INSTRUCTIONS TO FOLLOW: Locate each line of the material that contains "출력합니다", then return it.

ENTRIES SUPPLIED:
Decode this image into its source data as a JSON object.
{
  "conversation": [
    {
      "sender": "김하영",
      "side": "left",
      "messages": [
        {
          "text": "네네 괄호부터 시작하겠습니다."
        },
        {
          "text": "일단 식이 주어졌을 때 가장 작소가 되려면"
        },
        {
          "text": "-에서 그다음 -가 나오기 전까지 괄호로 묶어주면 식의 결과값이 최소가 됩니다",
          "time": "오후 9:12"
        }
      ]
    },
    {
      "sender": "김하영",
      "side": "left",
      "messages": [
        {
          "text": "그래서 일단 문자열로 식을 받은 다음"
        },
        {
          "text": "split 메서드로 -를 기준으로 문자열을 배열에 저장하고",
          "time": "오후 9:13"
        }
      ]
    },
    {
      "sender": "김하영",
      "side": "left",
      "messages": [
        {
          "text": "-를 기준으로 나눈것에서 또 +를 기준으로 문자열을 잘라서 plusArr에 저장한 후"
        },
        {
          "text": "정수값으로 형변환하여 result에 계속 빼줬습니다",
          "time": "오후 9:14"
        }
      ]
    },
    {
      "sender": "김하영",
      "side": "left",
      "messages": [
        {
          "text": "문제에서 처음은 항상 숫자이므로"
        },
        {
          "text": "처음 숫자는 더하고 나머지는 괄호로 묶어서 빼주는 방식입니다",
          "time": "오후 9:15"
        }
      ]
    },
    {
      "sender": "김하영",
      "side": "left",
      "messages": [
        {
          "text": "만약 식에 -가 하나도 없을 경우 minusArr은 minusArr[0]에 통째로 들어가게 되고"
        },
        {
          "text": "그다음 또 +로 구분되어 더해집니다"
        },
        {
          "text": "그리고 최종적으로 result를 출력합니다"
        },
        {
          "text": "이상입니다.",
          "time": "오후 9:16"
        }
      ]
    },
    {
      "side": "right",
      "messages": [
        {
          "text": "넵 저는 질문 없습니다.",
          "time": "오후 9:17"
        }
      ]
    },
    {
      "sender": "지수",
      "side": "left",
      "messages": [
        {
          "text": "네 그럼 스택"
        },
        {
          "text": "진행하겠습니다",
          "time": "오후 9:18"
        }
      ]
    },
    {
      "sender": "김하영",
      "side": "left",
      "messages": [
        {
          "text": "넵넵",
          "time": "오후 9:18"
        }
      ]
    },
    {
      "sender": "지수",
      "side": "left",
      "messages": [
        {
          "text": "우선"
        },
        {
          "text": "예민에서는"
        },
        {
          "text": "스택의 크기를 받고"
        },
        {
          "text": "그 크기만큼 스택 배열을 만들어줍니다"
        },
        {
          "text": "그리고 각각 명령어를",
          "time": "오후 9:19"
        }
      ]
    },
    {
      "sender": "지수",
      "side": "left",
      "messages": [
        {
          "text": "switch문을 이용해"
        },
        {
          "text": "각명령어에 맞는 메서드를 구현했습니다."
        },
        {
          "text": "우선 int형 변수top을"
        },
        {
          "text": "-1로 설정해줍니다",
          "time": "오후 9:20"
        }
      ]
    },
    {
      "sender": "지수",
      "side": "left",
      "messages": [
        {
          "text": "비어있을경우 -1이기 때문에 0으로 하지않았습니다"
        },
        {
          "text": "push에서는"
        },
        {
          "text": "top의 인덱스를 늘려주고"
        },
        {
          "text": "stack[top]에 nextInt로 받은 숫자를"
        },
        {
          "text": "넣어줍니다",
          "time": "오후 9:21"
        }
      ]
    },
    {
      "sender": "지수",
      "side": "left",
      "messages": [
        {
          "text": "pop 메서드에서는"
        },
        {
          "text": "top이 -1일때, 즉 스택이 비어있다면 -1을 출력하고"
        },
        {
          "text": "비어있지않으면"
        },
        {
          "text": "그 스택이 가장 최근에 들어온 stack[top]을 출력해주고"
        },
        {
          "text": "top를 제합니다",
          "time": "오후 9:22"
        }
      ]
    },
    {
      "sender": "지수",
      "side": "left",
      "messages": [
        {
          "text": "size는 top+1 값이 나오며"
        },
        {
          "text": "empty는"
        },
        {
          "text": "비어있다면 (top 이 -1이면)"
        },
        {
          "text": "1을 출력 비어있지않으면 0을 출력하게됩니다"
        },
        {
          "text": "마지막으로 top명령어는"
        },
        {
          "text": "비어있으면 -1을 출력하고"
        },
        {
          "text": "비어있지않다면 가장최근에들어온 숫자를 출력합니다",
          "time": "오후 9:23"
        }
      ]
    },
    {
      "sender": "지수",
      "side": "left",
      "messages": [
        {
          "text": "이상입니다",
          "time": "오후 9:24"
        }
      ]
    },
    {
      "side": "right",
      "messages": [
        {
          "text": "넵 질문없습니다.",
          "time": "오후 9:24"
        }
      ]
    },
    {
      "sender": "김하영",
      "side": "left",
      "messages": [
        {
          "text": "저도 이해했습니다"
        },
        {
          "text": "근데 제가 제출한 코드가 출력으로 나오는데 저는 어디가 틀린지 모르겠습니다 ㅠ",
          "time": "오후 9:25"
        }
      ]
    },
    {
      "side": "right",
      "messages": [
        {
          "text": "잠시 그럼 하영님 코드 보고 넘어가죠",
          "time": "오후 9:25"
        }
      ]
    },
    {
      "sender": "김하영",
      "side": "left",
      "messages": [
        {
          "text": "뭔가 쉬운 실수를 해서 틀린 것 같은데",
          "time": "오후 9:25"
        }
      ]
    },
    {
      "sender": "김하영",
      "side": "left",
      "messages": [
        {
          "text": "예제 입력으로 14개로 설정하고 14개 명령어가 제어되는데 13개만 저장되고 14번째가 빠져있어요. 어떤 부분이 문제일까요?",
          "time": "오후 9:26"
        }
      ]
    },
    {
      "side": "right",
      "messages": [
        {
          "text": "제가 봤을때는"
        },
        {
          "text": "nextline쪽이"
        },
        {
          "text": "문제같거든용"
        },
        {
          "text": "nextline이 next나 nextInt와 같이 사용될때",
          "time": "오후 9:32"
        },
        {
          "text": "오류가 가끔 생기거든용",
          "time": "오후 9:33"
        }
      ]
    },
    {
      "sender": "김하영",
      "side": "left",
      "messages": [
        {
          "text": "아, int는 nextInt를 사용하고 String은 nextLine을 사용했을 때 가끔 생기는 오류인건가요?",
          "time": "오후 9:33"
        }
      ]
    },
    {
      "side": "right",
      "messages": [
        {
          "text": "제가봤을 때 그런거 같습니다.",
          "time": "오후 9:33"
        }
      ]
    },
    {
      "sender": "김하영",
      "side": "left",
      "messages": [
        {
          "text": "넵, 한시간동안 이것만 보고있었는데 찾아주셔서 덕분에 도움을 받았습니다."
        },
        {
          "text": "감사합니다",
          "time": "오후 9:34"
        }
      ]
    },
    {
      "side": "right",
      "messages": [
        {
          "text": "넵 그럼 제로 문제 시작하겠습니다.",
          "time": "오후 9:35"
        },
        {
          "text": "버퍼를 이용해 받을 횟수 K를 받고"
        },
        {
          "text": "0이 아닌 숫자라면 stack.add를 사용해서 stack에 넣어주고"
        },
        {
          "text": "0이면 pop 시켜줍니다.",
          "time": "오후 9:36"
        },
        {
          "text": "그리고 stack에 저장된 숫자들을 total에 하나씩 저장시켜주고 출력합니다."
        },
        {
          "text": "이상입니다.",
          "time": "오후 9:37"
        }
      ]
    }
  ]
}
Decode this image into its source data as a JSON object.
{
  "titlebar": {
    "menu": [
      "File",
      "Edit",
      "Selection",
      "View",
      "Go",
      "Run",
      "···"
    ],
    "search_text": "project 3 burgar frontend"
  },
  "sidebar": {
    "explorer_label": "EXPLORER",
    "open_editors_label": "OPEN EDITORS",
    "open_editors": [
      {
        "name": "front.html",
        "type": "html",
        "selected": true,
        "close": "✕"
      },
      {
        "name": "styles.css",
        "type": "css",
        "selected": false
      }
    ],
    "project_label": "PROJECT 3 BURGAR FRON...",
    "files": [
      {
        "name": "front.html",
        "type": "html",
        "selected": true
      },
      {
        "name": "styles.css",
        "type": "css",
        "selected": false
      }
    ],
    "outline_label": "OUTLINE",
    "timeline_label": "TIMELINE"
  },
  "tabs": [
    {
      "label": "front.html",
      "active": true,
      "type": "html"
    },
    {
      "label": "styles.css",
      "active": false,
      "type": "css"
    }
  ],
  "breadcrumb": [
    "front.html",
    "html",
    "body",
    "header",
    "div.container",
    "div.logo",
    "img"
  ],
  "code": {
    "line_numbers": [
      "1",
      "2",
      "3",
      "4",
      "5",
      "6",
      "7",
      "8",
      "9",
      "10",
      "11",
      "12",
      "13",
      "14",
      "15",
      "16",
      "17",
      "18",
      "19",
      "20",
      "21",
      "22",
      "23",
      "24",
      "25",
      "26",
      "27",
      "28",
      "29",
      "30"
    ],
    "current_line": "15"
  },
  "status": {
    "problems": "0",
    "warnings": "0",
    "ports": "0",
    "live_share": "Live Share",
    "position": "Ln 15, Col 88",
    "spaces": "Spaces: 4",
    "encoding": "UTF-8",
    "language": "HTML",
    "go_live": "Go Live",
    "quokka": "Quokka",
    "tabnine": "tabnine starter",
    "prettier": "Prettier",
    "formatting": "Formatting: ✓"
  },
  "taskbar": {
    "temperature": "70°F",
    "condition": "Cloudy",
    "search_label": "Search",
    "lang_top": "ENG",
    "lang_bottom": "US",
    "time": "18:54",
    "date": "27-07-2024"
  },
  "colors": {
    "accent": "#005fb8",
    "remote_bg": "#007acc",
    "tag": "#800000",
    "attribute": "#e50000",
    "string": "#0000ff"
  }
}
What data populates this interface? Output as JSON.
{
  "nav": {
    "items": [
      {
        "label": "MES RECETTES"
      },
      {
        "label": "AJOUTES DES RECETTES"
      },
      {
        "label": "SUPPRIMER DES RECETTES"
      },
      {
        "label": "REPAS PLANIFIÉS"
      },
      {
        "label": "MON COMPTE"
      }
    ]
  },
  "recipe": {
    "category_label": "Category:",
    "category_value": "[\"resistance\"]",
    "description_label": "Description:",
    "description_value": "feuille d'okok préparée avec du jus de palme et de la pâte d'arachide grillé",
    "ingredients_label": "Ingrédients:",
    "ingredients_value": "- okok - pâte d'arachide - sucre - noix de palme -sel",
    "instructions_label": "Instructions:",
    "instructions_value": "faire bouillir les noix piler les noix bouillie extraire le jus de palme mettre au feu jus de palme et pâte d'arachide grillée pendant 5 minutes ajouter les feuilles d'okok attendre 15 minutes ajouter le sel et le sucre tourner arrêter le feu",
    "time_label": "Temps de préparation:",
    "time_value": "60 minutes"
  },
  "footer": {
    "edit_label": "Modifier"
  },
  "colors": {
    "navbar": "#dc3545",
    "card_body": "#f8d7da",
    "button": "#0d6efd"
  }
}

EXERCISE RESPONSE:
          "text": "그리고 최종적으로 result를 출력합니다"
          "text": "비어있지않다면 가장최근에들어온 숫자를 출력합니다",
          "text": "그리고 stack에 저장된 숫자들을 total에 하나씩 저장시켜주고 출력합니다."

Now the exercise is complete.